Developers are picky and each is motivated by varying factors. The key is to make sure you know which kind of developer you want in your community. Then, create a developer program with the right pillars to meet your goals and theirs.

Once you have those two things in place, "hang out" where your ideal developers are. Sponsor their favorite conferences, podcasts, and blogs. You can also run ads to targeted channels and through social media platforms, but I would recommend more community-oriented advertising.

Developers are a very marketing-wary community. Gaining their trust requires a specific three-step model:

  1. Build trust: You can’t simply “capture the attention” of a developer with something as basic as an ad (well you can, but it’s hard). You have to give them a reason to trust you first. Sponsorships and community-supporting efforts help build this trust while boosting brand recognition.
  2. Provide a value: What can you offer that your target audience might find value in? Go back to the developer personas and use their motivations to think of incentives for joining your developer community.
  3. Make the ask: This is where you meet your own goals. What do you need back from your developers? Documentation? Product feedback? Community support forum responses?

Your developer community is worth the investment.

They’ll be the ones there to help you improve your product and support your users when you need it most. You can always hire more help, but a developer community is irreplaceable for product feedback, brand-building, and community support.

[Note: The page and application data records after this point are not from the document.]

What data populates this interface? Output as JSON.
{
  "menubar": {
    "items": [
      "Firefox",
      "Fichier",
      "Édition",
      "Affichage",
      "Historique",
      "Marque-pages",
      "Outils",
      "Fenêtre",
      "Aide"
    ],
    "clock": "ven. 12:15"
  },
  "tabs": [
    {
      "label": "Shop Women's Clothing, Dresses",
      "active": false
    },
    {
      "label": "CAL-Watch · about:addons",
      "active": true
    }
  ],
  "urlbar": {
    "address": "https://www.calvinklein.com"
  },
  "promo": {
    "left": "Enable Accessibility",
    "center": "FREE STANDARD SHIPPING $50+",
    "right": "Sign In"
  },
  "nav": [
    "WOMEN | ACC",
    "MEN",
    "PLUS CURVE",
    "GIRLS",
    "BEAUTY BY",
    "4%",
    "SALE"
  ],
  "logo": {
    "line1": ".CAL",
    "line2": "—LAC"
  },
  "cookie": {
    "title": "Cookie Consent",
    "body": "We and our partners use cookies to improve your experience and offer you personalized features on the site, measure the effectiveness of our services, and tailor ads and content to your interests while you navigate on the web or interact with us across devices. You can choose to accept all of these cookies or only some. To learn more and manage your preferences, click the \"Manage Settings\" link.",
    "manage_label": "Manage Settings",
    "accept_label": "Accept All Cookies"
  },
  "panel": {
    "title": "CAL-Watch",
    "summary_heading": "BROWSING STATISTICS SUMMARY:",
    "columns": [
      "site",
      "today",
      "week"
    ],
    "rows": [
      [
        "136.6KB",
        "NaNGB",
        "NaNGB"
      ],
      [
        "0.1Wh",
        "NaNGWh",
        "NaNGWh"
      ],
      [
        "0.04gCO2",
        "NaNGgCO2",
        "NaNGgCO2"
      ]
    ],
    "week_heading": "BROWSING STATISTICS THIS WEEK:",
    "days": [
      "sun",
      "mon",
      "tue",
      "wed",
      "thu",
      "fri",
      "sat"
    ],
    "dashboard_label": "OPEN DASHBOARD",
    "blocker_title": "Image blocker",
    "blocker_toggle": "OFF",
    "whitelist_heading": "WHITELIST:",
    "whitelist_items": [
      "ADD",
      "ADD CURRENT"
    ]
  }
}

This article was originally posted on Devocate, which joined the Common Room family in August 2022. For more developer relations insights and resources, check out the Common Room blog. Learn more about Common Room’s solution for DevRel teams if you're looking for an intelligent community growth platform to educate, empower, and enable your community.